raising concerns of a glut of flash chips, which has resulted in prices plunging by 60% so far this year. Flash memory is a popular means of storing data on consumer electronic devices like MP3 players, digital cameras and cell phones.

But while the short-term outlook may be dim, the new fabrication facility announcement underscores the long-term potential that many companies see in flash memory.

Although the current oversupply is more severe than expected, it is still in sync with the seasonal slowdown of the consumer-based flash market, says Nam Hyung Kim, principal analyst at industry research firm iSuppli, who expects sales to pick up in the second half of the year.


NAND flash market is still one of the most profitable businesses in the semiconductor sector," says Kim. "Even though prices went down, NAND suppliers still make money."

The market's long-term growth prospects are very strong, says Kim, noting that the compound annual growth between 2005 and 2010 is estimated at 20%.

SanDisk CEO Eli Harari said in a statement that the new facility will have a highly competitive cost structure, and give SanDisk a formidable supply base to increase product revenue in new markets in the second half of the decade.

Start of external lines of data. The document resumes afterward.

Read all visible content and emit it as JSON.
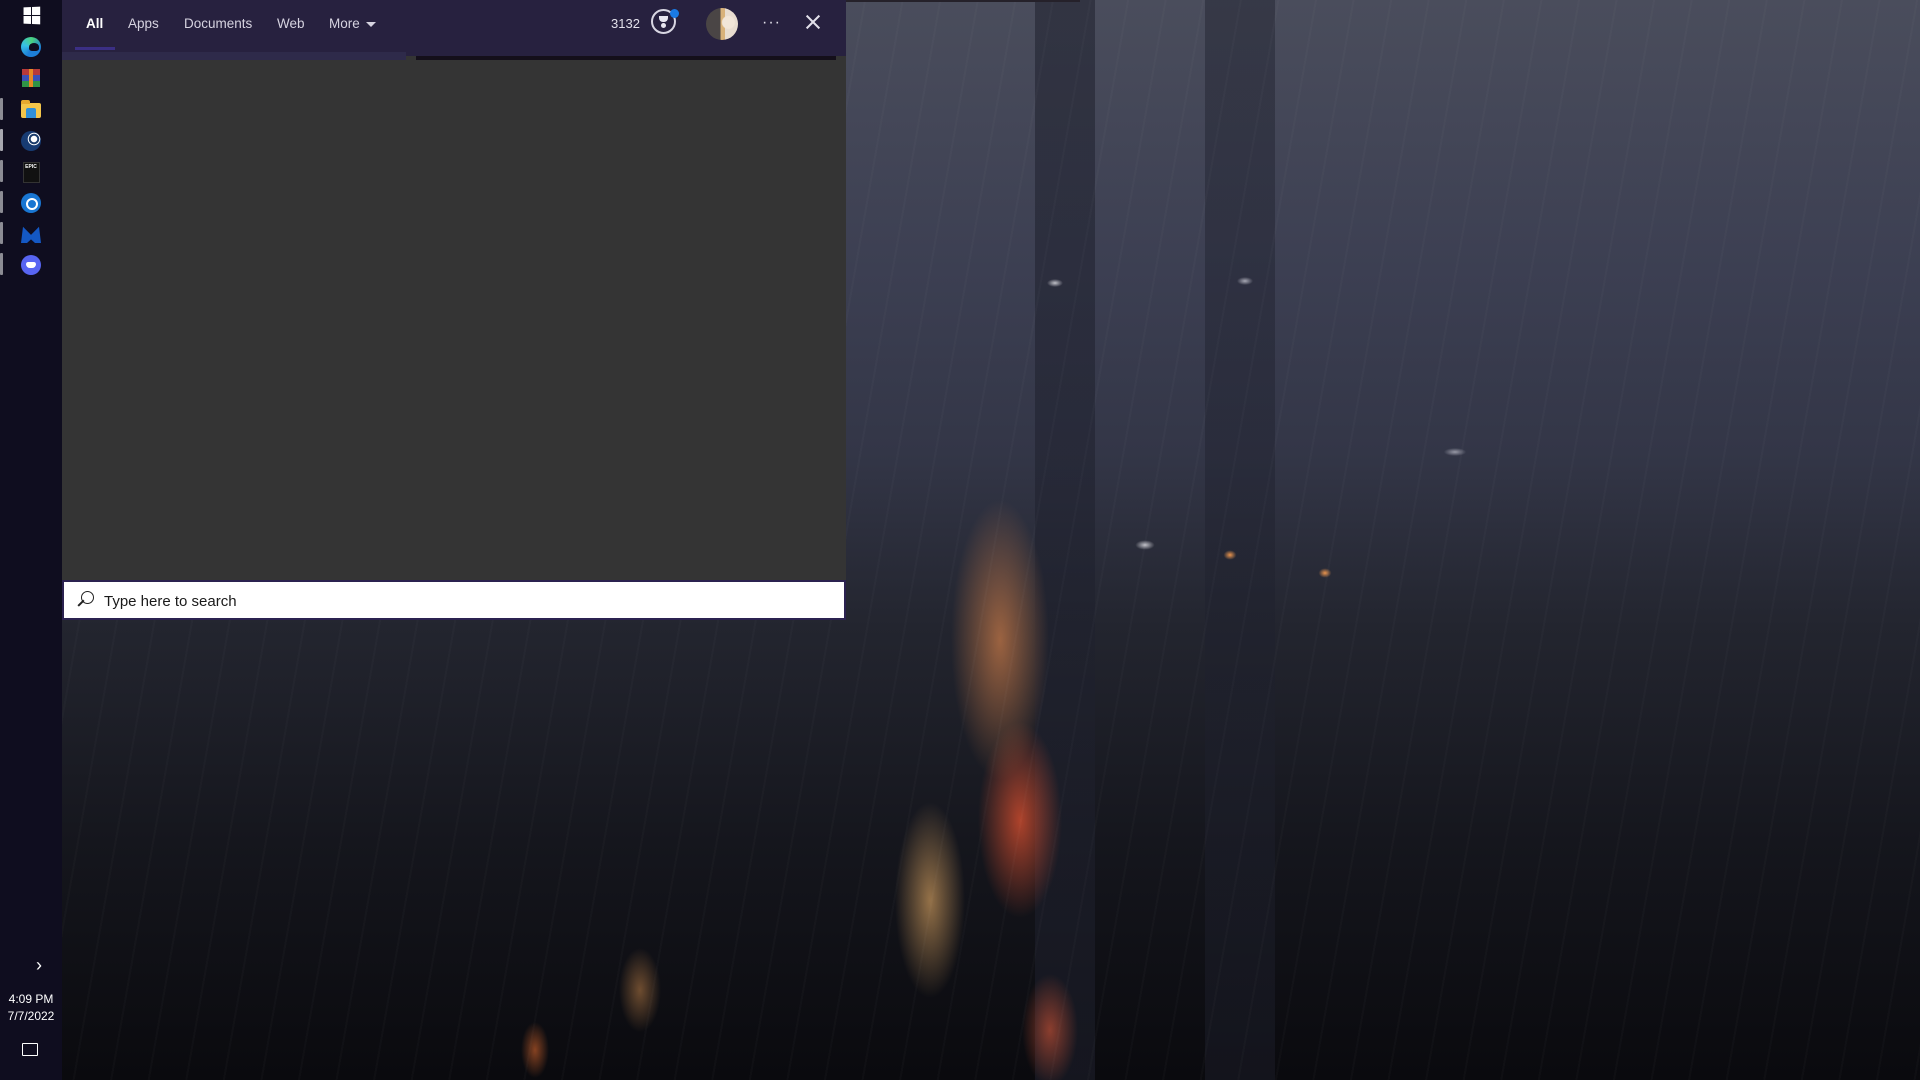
{
  "taskbar": {
    "pinned": [
      {
        "name": "start",
        "icon": "windows-icon"
      },
      {
        "name": "microsoft-edge",
        "icon": "edge-icon"
      },
      {
        "name": "winrar",
        "icon": "winrar-icon"
      },
      {
        "name": "file-explorer",
        "icon": "folder-icon"
      },
      {
        "name": "steam",
        "icon": "steam-icon"
      },
      {
        "name": "epic-games",
        "icon": "epic-games-icon",
        "label": "EPIC"
      },
      {
        "name": "battle-net",
        "icon": "battlenet-icon"
      },
      {
        "name": "malwarebytes",
        "icon": "malwarebytes-icon"
      },
      {
        "name": "discord",
        "icon": "discord-icon"
      }
    ],
    "show_hidden_icon": "chevron-right-icon",
    "show_hidden_glyph": "›",
    "time": "4:09 PM",
    "date": "7/7/2022",
    "notification_icon": "action-center-icon"
  },
  "search_panel": {
    "tabs": [
      {
        "label": "All",
        "active": true
      },
      {
        "label": "Apps",
        "active": false
      },
      {
        "label": "Documents",
        "active": false
      },
      {
        "label": "Web",
        "active": false
      },
      {
        "label": "More",
        "active": false,
        "has_dropdown": true
      }
    ],
    "rewards_points": "3132",
    "rewards_icon": "rewards-trophy-icon",
    "rewards_notification": true,
    "more_options_glyph": "···",
    "close_icon": "close-icon",
    "search": {
      "placeholder": "Type here to search",
      "value": ""
    }
  },
  "colors": {
    "header_bg": "#27213f",
    "accent_underline": "#3b2f84",
    "results_bg": "#343434",
    "taskbar_bg": "#0f0d1f",
    "notification_dot": "#1a7be6"
  }
}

"This demonstrates our optimism in the continuing growth in demand for our products in consumer electronics and handsets in the years ahead, as well as our confidence in the continuing future competitiveness of the Toshiba-SanDisk partnership," said Harari in a statement.

Construction on the new 300-mm wafer fabrication facility, which the companies had hinted at in recent months, will begin in August. Toshiba will fund construction of the building, while both Toshiba and SanDisk will pay for the manufacturing equipment.

The new facility will be similar in size to the Fab 3 facility in Japan, which the two companies started running last summer. In February, SanDisk announced it was boosting capacity at Fab 3 to 70,000 wafers a month from 48,750 wafers a month by March 2007. SanDisk put the incremental cost of 50% of this capacity expansion at $500 million over a 12-month period.